Sugar Ray Nardo
Arnie Meets the Kids
Much appreciated and many thanks for all your great work.
Hi, Andrew! Thanks for reading and commenting.
I really appreciate your kind words — thank you.
I think the fifth season of TAXI was a lesser showing for most cast members (save perhaps Hirsch), so I didn’t notice a change in the way Elaine was featured in relation to the others, whose episodes here all suffered from the same overarching issues that plague the year itself: shifts in tone, a self-indulgent use of semi-motivated character development, and a no-longer-pitch-perfect sense of comedy. In other words, the issues that I have with Elaine’s fifth season showcases are the same ones I have with other characters’ episodes this year.
With regard to the three entries you mentioned, in particular, I think they each push emotional “growth” ham-fistedly onto the character and simultaneously relegate laughs as inessential (a big no-no in a situation COMEDY). They’re not great showings for the show nor the season — not to mention her character.
Thank you so much for your insightful response.
Yes you’re absolutely right about it being a cast wide problem rather than just an Elaine one. I guess it comes down to the fact that, as you pointed out, the Elaine centric episodes just weren’t very good this year so this had the effect of making it seem to me like she was struggling in relation to the other characters. I felt that the rest of the cast (except Tony) did get to anchor at least one quality episode during the season and perhaps this had the effect of masking the deeper problems that they faced during the year.
Season 5 is certainly a strange one in many ways and definitely my least favourite. Agree that Hirsch came off the best though. He was great throughout.
Well, TAXI always had parity issues with regard to its ensemble, and those were never solved. (CHEERS learned from TAXI’s mistakes and did a better job of crafting characters who could individually anchor stories — it wasn’t ever equal there either, but there had been a significant improvement in both design and intention.)
Unfortunately, TAXI was saddled with an unbreakable hierarchy in which some characters had their potentials over-tapped, and others — either because they were thinly drawn or because they simply never got the same coverage — had theirs under-tapped. Alex and Louie were always great for story and thus became well-utilized (or the reverse — depending on your vantage point). Also, Latka and Jim could get big laughs and therefore each earned their own fair share of satisfying outings, particularly as the need for bolder comedy increased.
The others — including Elaine — were always competing for the remaining time. Being the only female regular for the first four years, this positioning naturally allowed her more material, but I wouldn’t ever consider Elaine as developed a character as Alex and Louie or as humorously poised as Latka and Jim. Now, I’m equally inclined to argue that she wasn’t used as well because she wasn’t as well-designed as I am to argue that she wasn’t as well-designed because she wasn’t used as well. It’s the classic sitcom Catch-22 — we see it often, even in gems like TAXI.

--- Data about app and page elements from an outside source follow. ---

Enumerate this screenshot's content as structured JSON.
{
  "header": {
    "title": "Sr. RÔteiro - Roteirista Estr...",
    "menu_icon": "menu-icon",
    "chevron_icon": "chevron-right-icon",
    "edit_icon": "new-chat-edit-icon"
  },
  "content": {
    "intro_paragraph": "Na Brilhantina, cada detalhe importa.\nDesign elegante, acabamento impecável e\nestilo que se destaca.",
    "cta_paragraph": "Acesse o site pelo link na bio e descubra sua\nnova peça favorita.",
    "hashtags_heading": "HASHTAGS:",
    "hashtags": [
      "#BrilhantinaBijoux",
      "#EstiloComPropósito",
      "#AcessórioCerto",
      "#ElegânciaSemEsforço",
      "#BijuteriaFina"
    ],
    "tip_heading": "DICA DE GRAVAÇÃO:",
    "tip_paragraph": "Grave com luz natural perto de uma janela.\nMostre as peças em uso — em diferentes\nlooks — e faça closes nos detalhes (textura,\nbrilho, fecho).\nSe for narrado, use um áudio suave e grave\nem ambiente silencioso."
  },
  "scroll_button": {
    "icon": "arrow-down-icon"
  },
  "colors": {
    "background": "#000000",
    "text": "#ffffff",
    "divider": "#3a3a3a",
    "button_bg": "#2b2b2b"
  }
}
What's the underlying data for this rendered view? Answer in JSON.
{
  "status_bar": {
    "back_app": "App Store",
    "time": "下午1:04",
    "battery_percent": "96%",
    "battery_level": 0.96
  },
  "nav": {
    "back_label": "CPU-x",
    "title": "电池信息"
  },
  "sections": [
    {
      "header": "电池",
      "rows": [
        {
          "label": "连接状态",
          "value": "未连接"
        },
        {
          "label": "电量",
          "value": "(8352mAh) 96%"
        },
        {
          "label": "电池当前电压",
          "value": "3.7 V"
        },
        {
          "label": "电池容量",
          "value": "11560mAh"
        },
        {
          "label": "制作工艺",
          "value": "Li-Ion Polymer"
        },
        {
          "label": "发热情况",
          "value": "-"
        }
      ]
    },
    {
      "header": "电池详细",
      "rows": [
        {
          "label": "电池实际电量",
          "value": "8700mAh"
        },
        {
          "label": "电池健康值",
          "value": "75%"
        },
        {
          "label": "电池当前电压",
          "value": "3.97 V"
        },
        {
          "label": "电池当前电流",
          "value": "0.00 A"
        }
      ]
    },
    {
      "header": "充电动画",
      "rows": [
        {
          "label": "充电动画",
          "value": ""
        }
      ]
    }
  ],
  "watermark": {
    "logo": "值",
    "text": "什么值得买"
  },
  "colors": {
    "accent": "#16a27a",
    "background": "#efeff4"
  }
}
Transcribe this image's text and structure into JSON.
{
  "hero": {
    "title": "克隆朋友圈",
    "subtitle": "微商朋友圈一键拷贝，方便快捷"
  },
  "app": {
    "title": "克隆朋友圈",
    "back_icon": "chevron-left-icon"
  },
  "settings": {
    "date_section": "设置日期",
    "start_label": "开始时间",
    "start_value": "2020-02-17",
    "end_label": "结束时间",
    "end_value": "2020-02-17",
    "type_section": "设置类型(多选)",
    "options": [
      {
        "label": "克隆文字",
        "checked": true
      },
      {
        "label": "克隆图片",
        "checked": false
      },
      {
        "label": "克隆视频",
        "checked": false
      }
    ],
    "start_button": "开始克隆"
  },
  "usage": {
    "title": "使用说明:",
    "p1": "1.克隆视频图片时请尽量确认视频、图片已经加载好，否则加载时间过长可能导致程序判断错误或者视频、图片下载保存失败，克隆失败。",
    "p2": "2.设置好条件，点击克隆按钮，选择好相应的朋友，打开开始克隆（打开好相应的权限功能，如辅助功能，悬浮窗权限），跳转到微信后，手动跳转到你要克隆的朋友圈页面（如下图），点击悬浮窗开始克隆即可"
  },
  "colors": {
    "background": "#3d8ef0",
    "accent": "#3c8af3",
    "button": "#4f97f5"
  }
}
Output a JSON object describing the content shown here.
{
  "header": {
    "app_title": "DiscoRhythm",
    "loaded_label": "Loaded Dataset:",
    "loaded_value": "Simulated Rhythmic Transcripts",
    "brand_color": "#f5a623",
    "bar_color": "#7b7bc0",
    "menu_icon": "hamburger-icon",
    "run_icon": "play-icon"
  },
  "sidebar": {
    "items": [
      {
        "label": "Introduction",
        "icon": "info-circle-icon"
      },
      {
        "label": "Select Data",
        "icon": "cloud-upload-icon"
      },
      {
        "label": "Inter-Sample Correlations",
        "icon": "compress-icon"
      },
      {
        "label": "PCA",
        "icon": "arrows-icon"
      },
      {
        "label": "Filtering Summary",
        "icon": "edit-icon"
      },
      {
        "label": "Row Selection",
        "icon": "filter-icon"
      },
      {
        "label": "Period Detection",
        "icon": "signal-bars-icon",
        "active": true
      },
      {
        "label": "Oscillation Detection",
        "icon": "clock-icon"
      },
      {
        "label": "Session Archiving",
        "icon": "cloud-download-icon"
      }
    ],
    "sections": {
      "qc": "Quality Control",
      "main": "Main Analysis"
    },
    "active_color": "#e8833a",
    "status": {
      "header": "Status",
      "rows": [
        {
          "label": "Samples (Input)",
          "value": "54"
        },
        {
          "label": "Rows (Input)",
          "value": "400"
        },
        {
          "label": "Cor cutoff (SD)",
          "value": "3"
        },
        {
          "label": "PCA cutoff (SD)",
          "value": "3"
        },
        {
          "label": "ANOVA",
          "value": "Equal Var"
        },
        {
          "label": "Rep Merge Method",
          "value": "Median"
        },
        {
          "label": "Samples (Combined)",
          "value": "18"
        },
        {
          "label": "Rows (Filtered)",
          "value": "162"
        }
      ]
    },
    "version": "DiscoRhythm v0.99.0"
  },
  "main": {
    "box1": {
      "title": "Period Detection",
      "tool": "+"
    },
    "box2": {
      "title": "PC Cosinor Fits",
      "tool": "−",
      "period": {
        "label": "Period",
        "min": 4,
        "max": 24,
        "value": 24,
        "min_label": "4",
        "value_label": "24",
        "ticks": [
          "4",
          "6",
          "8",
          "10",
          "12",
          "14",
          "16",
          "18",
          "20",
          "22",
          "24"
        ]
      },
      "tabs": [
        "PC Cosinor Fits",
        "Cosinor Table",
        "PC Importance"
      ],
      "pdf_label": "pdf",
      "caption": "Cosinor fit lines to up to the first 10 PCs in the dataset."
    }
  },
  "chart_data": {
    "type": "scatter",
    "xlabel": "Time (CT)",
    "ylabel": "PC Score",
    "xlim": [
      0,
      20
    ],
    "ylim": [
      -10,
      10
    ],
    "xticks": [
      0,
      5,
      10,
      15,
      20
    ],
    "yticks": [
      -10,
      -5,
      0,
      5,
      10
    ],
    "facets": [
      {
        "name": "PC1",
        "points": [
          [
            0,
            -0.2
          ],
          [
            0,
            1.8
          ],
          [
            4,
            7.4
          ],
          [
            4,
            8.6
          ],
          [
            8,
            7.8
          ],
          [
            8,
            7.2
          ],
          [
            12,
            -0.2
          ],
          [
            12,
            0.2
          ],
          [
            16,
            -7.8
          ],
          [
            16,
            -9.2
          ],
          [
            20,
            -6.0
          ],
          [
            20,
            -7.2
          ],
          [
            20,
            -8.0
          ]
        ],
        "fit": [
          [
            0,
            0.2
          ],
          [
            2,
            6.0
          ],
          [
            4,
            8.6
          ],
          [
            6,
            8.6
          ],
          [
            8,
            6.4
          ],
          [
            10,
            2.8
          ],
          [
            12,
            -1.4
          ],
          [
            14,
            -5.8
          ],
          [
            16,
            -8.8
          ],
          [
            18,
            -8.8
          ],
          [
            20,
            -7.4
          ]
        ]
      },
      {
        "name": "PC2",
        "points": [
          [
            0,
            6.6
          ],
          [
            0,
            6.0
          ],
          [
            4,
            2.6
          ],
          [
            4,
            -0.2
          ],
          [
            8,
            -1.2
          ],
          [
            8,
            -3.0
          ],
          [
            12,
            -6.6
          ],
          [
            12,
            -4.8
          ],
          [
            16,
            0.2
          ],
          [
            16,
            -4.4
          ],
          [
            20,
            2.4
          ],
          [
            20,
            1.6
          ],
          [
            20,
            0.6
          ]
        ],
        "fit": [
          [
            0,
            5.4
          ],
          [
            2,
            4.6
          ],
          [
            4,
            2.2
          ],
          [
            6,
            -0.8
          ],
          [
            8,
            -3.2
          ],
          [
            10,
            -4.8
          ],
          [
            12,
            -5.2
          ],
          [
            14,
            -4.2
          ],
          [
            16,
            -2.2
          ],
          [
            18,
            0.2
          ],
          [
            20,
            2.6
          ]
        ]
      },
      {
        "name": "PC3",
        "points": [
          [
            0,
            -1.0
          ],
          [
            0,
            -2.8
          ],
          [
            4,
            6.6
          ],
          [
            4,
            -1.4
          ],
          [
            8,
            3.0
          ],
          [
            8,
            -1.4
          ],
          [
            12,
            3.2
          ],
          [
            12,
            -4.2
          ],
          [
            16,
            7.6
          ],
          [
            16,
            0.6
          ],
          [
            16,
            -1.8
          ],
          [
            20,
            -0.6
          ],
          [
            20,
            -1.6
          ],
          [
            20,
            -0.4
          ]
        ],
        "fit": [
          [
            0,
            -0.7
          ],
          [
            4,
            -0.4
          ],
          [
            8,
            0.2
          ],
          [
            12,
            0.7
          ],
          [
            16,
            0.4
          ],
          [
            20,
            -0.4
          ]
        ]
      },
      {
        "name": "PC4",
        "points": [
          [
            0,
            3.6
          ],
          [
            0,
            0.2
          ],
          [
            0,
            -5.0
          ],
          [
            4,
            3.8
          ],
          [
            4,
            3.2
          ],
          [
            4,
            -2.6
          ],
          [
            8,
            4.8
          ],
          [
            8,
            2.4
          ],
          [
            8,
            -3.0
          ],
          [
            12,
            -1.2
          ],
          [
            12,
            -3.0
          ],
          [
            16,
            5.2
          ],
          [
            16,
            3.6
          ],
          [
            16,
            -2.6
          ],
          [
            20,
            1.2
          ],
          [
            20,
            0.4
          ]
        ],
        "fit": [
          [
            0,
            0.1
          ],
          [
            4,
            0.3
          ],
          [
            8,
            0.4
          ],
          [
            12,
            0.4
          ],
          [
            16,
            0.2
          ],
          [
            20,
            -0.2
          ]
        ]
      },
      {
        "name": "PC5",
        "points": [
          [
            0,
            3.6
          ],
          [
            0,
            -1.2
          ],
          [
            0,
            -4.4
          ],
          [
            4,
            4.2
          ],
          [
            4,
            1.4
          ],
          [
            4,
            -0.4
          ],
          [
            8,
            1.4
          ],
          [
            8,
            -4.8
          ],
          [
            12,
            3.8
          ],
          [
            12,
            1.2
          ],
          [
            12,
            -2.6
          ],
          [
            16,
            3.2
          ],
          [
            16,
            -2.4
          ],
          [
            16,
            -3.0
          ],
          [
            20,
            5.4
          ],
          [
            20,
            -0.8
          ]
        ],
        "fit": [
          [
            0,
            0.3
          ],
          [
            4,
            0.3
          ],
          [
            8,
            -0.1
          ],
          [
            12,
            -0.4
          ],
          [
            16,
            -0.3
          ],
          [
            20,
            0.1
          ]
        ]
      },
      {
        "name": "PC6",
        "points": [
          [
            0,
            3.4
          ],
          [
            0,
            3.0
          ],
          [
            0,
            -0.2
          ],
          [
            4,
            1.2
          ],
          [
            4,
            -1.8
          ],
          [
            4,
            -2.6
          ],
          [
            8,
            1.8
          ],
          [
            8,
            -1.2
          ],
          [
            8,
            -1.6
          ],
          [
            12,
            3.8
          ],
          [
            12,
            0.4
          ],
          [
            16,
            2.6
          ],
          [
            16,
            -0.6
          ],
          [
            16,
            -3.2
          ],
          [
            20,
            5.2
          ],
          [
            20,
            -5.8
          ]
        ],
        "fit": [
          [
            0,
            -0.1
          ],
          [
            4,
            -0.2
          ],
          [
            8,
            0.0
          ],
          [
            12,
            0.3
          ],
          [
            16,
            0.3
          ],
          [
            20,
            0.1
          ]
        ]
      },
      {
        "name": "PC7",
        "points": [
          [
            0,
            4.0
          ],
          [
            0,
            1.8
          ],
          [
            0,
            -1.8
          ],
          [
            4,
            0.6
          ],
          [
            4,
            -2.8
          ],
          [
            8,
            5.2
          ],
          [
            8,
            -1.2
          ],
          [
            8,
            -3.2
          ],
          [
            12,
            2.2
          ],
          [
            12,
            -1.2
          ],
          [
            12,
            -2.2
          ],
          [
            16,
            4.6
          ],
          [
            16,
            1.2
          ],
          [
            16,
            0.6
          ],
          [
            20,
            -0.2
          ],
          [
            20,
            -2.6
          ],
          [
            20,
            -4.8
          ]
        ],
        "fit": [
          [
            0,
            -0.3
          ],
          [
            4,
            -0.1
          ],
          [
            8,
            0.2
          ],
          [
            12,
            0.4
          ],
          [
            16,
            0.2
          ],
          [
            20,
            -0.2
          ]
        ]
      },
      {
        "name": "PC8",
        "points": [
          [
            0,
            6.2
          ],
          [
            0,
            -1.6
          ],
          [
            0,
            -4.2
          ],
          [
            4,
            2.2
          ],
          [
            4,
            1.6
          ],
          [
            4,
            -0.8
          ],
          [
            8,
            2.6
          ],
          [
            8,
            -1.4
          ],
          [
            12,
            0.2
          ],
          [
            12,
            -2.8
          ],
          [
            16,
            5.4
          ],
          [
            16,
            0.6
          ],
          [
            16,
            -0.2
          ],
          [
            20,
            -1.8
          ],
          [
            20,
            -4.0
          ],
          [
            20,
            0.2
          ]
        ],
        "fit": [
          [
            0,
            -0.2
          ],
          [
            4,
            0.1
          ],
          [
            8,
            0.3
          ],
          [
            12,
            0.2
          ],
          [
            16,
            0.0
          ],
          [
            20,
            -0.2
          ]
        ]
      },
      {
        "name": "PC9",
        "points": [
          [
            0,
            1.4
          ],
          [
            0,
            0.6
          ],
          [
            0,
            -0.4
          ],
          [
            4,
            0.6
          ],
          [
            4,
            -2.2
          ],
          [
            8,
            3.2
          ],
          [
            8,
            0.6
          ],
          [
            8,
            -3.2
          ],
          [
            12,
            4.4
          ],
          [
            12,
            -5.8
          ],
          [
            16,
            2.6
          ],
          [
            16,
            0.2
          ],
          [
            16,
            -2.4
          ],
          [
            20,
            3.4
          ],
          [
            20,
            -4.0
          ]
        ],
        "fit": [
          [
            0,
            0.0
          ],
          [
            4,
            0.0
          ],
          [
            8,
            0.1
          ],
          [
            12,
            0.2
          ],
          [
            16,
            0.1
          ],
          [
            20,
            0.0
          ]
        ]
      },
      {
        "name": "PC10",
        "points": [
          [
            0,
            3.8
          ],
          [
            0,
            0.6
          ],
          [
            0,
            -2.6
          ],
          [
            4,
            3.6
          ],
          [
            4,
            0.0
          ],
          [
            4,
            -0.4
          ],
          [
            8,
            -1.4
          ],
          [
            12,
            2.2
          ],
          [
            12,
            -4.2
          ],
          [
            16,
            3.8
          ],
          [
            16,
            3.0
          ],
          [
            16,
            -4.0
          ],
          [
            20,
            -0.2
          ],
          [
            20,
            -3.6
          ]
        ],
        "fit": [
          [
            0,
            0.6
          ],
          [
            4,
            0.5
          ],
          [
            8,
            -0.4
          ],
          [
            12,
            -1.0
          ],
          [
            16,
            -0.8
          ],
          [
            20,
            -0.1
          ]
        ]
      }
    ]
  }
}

I love this show and it’s a masterpiece in comedy. Most of the success is due to the marriage between a brilliant cast and sharp writing.
What would you say is your favorite Episode of each cast members
Hi, Nicole! Thanks for reading and commenting.
I usually don’t think about the episodes in that frame of reference, but off the top of my head…
Alex/Hirsch: “Alex Jumps Out Of An Airplane”
Louie/DeVito: “Louie’s Rival”
Elaine/Henner: “Nardo Loses Her Marbles”
Bobby/Conaway: “Bobby’s Big Break”
Tony/Danza: “Elaine’s Strange Triangle”
Latka/Kaufman: “Latka The Playboy”
Jim/Lloyd: “Reverend Jim: A Space Odyssey”
Simka/Kane: “Scenskees From A Marriage (II)”